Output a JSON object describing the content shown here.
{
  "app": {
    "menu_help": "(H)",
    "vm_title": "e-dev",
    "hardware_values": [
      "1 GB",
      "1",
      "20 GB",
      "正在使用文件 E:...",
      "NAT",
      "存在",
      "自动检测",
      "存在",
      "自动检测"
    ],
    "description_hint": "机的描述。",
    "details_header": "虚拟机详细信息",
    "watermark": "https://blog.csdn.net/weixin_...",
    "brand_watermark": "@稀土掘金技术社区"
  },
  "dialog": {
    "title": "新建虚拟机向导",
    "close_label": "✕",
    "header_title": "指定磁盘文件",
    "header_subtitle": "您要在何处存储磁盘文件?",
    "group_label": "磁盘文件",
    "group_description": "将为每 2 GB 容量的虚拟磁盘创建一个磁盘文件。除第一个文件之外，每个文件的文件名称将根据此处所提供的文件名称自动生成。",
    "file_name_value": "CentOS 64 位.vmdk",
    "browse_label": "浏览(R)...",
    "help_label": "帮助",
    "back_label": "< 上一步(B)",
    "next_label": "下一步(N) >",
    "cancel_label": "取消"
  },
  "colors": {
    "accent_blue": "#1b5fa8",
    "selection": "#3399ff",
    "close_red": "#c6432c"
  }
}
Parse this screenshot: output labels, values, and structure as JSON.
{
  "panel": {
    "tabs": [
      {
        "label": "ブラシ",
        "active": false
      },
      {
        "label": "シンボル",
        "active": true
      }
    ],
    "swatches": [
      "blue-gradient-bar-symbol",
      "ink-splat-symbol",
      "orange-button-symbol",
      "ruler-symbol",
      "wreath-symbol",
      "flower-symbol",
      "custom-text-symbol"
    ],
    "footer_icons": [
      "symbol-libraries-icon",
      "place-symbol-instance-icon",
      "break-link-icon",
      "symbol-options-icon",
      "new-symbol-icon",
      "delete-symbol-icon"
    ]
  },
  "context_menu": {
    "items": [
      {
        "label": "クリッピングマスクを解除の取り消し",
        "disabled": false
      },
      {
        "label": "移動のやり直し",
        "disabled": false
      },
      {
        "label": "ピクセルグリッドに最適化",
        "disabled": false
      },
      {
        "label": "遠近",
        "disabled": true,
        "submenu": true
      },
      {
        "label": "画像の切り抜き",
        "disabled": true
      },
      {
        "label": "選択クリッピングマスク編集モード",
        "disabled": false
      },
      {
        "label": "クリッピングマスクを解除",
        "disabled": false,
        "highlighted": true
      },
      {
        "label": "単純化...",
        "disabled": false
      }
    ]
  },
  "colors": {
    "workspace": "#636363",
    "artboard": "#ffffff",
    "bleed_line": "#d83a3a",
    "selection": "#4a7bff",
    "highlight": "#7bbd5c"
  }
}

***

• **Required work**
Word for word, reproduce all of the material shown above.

• **Response box**
Output a JSON object describing the content shown here.
{
  "app": {
    "menu_help": "(H)",
    "vm_title": "e-dev",
    "hardware_values": [
      "1 GB",
      "1",
      "20 GB",
      "正在使用文件 E:...",
      "NAT",
      "存在",
      "自动检测",
      "存在",
      "自动检测"
    ],
    "description_hint": "机的描述。",
    "details_header": "虚拟机详细信息",
    "watermark": "https://blog.csdn.net/weixin_...",
    "brand_watermark": "@稀土掘金技术社区"
  },
  "dialog": {
    "title": "新建虚拟机向导",
    "close_label": "✕",
    "header_title": "指定磁盘文件",
    "header_subtitle": "您要在何处存储磁盘文件?",
    "group_label": "磁盘文件",
    "group_description": "将为每 2 GB 容量的虚拟磁盘创建一个磁盘文件。除第一个文件之外，每个文件的文件名称将根据此处所提供的文件名称自动生成。",
    "file_name_value": "CentOS 64 位.vmdk",
    "browse_label": "浏览(R)...",
    "help_label": "帮助",
    "back_label": "< 上一步(B)",
    "next_label": "下一步(N) >",
    "cancel_label": "取消"
  },
  "colors": {
    "accent_blue": "#1b5fa8",
    "selection": "#3399ff",
    "close_red": "#c6432c"
  }
}
Parse this screenshot: output labels, values, and structure as JSON.
{
  "panel": {
    "tabs": [
      {
        "label": "ブラシ",
        "active": false
      },
      {
        "label": "シンボル",
        "active": true
      }
    ],
    "swatches": [
      "blue-gradient-bar-symbol",
      "ink-splat-symbol",
      "orange-button-symbol",
      "ruler-symbol",
      "wreath-symbol",
      "flower-symbol",
      "custom-text-symbol"
    ],
    "footer_icons": [
      "symbol-libraries-icon",
      "place-symbol-instance-icon",
      "break-link-icon",
      "symbol-options-icon",
      "new-symbol-icon",
      "delete-symbol-icon"
    ]
  },
  "context_menu": {
    "items": [
      {
        "label": "クリッピングマスクを解除の取り消し",
        "disabled": false
      },
      {
        "label": "移動のやり直し",
        "disabled": false
      },
      {
        "label": "ピクセルグリッドに最適化",
        "disabled": false
      },
      {
        "label": "遠近",
        "disabled": true,
        "submenu": true
      },
      {
        "label": "画像の切り抜き",
        "disabled": true
      },
      {
        "label": "選択クリッピングマスク編集モード",
        "disabled": false
      },
      {
        "label": "クリッピングマスクを解除",
        "disabled": false,
        "highlighted": true
      },
      {
        "label": "単純化...",
        "disabled": false
      }
    ]
  },
  "colors": {
    "workspace": "#636363",
    "artboard": "#ffffff",
    "bleed_line": "#d83a3a",
    "selection": "#4a7bff",
    "highlight": "#7bbd5c"
  }
}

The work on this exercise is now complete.